--- WHAT TO WORK ON ---
An identical copy of all records below is to be written out.

--- DATA PROVIDED ---

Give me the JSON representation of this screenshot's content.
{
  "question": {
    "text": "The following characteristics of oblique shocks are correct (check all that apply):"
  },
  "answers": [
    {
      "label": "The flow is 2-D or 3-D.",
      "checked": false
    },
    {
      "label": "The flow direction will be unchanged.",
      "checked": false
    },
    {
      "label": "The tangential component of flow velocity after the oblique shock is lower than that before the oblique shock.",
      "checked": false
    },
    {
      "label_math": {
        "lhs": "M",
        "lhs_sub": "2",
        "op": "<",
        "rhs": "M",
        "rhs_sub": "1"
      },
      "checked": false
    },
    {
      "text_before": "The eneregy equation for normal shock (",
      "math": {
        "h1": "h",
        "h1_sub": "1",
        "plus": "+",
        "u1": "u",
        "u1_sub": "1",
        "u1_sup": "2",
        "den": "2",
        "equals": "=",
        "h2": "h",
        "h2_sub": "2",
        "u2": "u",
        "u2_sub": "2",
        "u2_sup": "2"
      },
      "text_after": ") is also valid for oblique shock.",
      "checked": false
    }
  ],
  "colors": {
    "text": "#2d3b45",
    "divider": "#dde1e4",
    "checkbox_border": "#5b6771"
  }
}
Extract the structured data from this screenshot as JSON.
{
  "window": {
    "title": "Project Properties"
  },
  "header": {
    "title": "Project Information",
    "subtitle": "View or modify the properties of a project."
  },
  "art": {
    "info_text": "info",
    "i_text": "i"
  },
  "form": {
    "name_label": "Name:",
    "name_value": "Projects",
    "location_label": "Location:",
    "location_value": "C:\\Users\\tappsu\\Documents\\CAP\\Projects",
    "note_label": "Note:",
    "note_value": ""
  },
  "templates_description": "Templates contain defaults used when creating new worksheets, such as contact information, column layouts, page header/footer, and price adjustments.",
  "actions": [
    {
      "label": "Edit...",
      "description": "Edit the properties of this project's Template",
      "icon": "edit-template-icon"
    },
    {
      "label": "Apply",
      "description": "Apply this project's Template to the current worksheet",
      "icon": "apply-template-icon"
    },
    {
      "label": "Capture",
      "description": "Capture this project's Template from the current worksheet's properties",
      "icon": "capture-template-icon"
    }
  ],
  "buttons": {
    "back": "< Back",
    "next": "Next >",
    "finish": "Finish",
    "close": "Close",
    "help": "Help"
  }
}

--- ANSWER BOX ---
Give me the JSON representation of this screenshot's content.
{
  "question": {
    "text": "The following characteristics of oblique shocks are correct (check all that apply):"
  },
  "answers": [
    {
      "label": "The flow is 2-D or 3-D.",
      "checked": false
    },
    {
      "label": "The flow direction will be unchanged.",
      "checked": false
    },
    {
      "label": "The tangential component of flow velocity after the oblique shock is lower than that before the oblique shock.",
      "checked": false
    },
    {
      "label_math": {
        "lhs": "M",
        "lhs_sub": "2",
        "op": "<",
        "rhs": "M",
        "rhs_sub": "1"
      },
      "checked": false
    },
    {
      "text_before": "The eneregy equation for normal shock (",
      "math": {
        "h1": "h",
        "h1_sub": "1",
        "plus": "+",
        "u1": "u",
        "u1_sub": "1",
        "u1_sup": "2",
        "den": "2",
        "equals": "=",
        "h2": "h",
        "h2_sub": "2",
        "u2": "u",
        "u2_sub": "2",
        "u2_sup": "2"
      },
      "text_after": ") is also valid for oblique shock.",
      "checked": false
    }
  ],
  "colors": {
    "text": "#2d3b45",
    "divider": "#dde1e4",
    "checkbox_border": "#5b6771"
  }
}
Extract the structured data from this screenshot as JSON.
{
  "window": {
    "title": "Project Properties"
  },
  "header": {
    "title": "Project Information",
    "subtitle": "View or modify the properties of a project."
  },
  "art": {
    "info_text": "info",
    "i_text": "i"
  },
  "form": {
    "name_label": "Name:",
    "name_value": "Projects",
    "location_label": "Location:",
    "location_value": "C:\\Users\\tappsu\\Documents\\CAP\\Projects",
    "note_label": "Note:",
    "note_value": ""
  },
  "templates_description": "Templates contain defaults used when creating new worksheets, such as contact information, column layouts, page header/footer, and price adjustments.",
  "actions": [
    {
      "label": "Edit...",
      "description": "Edit the properties of this project's Template",
      "icon": "edit-template-icon"
    },
    {
      "label": "Apply",
      "description": "Apply this project's Template to the current worksheet",
      "icon": "apply-template-icon"
    },
    {
      "label": "Capture",
      "description": "Capture this project's Template from the current worksheet's properties",
      "icon": "capture-template-icon"
    }
  ],
  "buttons": {
    "back": "< Back",
    "next": "Next >",
    "finish": "Finish",
    "close": "Close",
    "help": "Help"
  }
}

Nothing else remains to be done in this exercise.